Given records:
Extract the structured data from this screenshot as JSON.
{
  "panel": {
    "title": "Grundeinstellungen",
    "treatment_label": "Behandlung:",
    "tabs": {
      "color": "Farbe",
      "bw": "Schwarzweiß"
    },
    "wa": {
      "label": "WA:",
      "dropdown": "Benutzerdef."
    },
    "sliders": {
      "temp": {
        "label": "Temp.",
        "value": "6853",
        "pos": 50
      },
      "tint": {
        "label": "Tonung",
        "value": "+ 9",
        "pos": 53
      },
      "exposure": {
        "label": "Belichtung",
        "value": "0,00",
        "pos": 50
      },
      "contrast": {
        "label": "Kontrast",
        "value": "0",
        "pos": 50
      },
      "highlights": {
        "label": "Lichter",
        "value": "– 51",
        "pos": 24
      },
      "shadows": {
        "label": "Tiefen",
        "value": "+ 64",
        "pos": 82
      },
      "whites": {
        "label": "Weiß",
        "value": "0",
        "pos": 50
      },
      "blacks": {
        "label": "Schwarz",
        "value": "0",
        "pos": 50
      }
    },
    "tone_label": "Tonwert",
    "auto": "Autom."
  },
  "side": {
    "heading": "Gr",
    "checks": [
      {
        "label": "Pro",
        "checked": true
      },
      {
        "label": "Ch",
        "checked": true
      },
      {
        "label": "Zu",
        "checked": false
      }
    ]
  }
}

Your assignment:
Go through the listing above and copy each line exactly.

Solution for this exercise:
Extract the structured data from this screenshot as JSON.
{
  "panel": {
    "title": "Grundeinstellungen",
    "treatment_label": "Behandlung:",
    "tabs": {
      "color": "Farbe",
      "bw": "Schwarzweiß"
    },
    "wa": {
      "label": "WA:",
      "dropdown": "Benutzerdef."
    },
    "sliders": {
      "temp": {
        "label": "Temp.",
        "value": "6853",
        "pos": 50
      },
      "tint": {
        "label": "Tonung",
        "value": "+ 9",
        "pos": 53
      },
      "exposure": {
        "label": "Belichtung",
        "value": "0,00",
        "pos": 50
      },
      "contrast": {
        "label": "Kontrast",
        "value": "0",
        "pos": 50
      },
      "highlights": {
        "label": "Lichter",
        "value": "– 51",
        "pos": 24
      },
      "shadows": {
        "label": "Tiefen",
        "value": "+ 64",
        "pos": 82
      },
      "whites": {
        "label": "Weiß",
        "value": "0",
        "pos": 50
      },
      "blacks": {
        "label": "Schwarz",
        "value": "0",
        "pos": 50
      }
    },
    "tone_label": "Tonwert",
    "auto": "Autom."
  },
  "side": {
    "heading": "Gr",
    "checks": [
      {
        "label": "Pro",
        "checked": true
      },
      {
        "label": "Ch",
        "checked": true
      },
      {
        "label": "Zu",
        "checked": false
      }
    ]
  }
}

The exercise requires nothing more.